The bipartisan state Ethics Commission has made a public show of support for its administrator, Brian Bell, as Republican legislative leaders are vowing to force him out later this month.
The commission, made up of three Democrats and three Republicans, cast a formal, unanimous vote of confidence in Bell at their meeting Thursday.
GOP lawmakers have made a similar threat to oust the administrator of the state Elections Commission, Michael Haas — who also has the support of that bipartisan commission.
State Senate Majority Leader Scott Fitzgerald says he will hold a Senate vote Jan. 23 to reject their confirmations. Fitzgerald, R-Juneau, also has rejected calls from the commissions to hold public hearings on the administrators’ performance.
The Republican legislative leaders have said the problem with Bell and Haas is that both are former employees of the now-defunct Government Accountability Board and there is concern about “partisan influence” leftover from that agency. The GAB was nonpartisan, led by retired judges.
Bell, asked by commissioners at a Thursday meeting why he left the accountability board, said he departed it in 2014 in part because “I didn’t necessarily always agree with how things operated.”
“I didn’t feel there were enough policies and procedures in place to ensure objectivity and consistency,” Bell said in a subsequent interview.

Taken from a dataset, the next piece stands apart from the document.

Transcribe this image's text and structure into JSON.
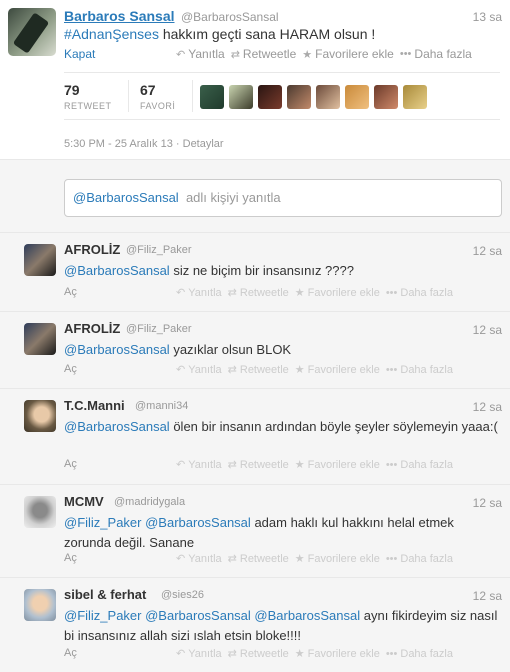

Democratic commissioner Jeralyn Wendelberger said she doesn’t understand what concerns about partisanship apply to Bell.
“We still are in the dark as to those allegations,” Wendelberger said.
Wendelberger advocated the commission holding its own hearing on Bell if the Senate won’t. Republican commissioner Pat Strachota said that while she supports Bell, she’s not sure what would be accomplished by a hearing because the final word on confirmation is in the Senate.
Assembly Speaker Robin Vos, R-Rochester, and Fitzgerald last month called on Haas and Bell to resign. Vos, asked Thursday why they needed to go, said “for a sizable chunk of the electorate and especially of elected officials, they question the ability of folks who aren’t taking responsibility for what actually occurred during the GAB fiasco to now be the ones with their thumb on the scale as to what is right and what is wrong in our elections and ethics process.”
“I just felt it would be easier to kind of wipe the slate clean,” Vos said.
The Republican lawmakers’ call for Bell and Haas to resign came immediately after Republican Attorney General Brad Schimel released a sweeping report on a probe of leaked records from a now-shuttered secret investigation into Gov. Scott Walker’s 2012 recall campaign. The backlash from that so-called “John Doe” investigation was what led to the dissolution of the accountability board.
The Attorney General’s report recommended disciplinary action for nine public officials — none of whom are Bell or Haas.
Sen. Steve Nass, R-Whitewater, said in a letter made public Thursday that he will oppose Bell’s confirmation, in part, because of the report. Nass said it raises questions about the extent to which Bell cooperated with the Attorney General’s probe, and about how he stored records left over from the accountability board.
Bell last month took the unusual step of asking the commission to investigate him in response to allegations that he is partisan.
Nass, in the letter, said attorney Patrick Fiedler contacted Nass and informed him that he had been hired as an investigator by the commission “regarding an ethics inquiry of Mr. Bell.” Fiedler formerly was a federal prosecutor, state Department of Corrections secretary and Dane County Circuit Court judge for 18 years.